Hello, friends! Today, we read a moving book about loss, grieving, and remembrance: Ida, Always, written by Caron Levis and illustrated by Charles Santoso.

Gus the polar bear lives in the middle of a great park in the middle of a vast city. It’s a humdrum life, every day the same, but at least he has someone to share it with: his best friend Ida. They spend their days playing, swimming, and basking in the sun, listening to the sounds of the city. One day, Ida becomes sick. The zookeeper tells Gus that she won’t get better, and eventually, she’ll pass away. Gus and Ida are devastated, but they stick by each other. Gus helps Ida when she is weak and Ida helps Gus to be strong. Sometimes they are angry, sometimes they are sad, and sometimes they need to be alone for a bit, but no matter what, they support each other. And even after Ida passes and Gus is heartsick with grief, he comes to realize that, in the sounds of their city, in his memories, and in his heart, Ida will be there. Always.

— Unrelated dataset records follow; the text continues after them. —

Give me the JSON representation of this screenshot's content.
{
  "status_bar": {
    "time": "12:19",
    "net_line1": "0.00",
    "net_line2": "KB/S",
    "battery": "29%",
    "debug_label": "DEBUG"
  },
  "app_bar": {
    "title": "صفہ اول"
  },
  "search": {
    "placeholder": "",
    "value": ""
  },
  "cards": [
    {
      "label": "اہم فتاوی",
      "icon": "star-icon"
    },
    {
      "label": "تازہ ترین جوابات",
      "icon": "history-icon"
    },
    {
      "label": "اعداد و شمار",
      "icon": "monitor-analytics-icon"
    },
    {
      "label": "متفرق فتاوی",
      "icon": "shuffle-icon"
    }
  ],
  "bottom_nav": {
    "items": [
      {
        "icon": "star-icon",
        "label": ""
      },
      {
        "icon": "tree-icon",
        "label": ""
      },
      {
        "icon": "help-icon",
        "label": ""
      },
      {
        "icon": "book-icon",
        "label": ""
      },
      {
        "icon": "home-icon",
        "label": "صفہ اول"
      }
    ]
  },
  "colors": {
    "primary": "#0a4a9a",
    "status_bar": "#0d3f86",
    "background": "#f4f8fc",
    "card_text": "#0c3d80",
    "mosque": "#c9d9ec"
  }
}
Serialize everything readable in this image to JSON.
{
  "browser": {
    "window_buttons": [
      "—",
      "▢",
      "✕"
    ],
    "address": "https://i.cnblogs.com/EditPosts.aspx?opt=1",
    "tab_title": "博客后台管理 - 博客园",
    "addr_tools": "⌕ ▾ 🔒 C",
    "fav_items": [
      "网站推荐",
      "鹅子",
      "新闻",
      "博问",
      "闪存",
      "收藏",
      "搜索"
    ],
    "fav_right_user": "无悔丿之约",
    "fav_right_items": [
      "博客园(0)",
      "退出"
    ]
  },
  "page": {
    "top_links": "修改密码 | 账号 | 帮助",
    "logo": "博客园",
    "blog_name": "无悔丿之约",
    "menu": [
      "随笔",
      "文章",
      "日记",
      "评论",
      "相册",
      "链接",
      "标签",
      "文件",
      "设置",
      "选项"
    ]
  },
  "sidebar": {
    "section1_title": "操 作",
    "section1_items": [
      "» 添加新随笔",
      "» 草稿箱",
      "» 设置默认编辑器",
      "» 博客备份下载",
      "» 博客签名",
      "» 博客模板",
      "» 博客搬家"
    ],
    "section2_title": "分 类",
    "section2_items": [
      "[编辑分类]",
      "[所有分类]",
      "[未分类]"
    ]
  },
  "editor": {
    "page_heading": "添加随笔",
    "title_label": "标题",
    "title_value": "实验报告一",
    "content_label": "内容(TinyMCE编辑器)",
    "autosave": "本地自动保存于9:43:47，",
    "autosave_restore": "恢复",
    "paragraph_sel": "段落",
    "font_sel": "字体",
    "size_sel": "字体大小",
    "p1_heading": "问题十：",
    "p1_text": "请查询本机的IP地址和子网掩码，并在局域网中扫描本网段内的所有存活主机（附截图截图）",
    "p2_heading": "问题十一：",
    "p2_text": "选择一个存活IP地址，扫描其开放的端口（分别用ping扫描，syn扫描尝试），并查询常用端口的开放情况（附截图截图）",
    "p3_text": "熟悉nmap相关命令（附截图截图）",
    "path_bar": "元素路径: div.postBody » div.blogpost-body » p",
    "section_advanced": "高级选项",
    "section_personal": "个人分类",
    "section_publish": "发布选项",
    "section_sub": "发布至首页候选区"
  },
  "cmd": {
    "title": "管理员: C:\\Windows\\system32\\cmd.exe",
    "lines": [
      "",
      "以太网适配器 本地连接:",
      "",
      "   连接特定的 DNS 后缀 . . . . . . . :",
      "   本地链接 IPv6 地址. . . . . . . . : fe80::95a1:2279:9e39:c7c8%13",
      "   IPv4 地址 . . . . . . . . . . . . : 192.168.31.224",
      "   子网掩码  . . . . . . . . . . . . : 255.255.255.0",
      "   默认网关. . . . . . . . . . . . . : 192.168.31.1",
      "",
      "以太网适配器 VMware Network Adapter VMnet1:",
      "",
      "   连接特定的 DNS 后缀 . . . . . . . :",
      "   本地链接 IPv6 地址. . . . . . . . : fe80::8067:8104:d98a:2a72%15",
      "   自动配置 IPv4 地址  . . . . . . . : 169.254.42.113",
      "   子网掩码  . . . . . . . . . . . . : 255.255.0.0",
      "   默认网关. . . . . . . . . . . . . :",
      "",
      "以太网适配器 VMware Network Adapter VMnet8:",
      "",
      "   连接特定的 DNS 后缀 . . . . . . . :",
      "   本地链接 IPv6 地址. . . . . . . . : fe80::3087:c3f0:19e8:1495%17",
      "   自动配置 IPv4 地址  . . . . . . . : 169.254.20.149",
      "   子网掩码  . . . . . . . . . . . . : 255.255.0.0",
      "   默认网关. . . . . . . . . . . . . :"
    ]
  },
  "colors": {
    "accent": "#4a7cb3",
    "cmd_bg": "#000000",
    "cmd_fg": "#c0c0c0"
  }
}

This book is deeply emotional (I shed a tear simply writing this review). Gus and Ida’s journey through mourning, even while Ida is still alive, will strike a chord with anyone who has experienced the loss of a loved one. However, it also dispels some mysteries and provides comfort about the grieving process, explaining that it’s okay to laugh, or to be mad, or want to be alone, and it’s okay to grieve. The beautiful, gentle art supports the story perfectly, and the length is fine for little ones. Let me be clear: this is a very sad book, and might be tough on children old enough to understand the subject matter (JJ did not, obviously, and was happy to just point at the bears). However, for a child who is dealing with or learning about illness and loss, this is a book that might provide some understanding and comfort. Overall, it’s a moving, wonderful book, and it’s Baby Bookworm approved.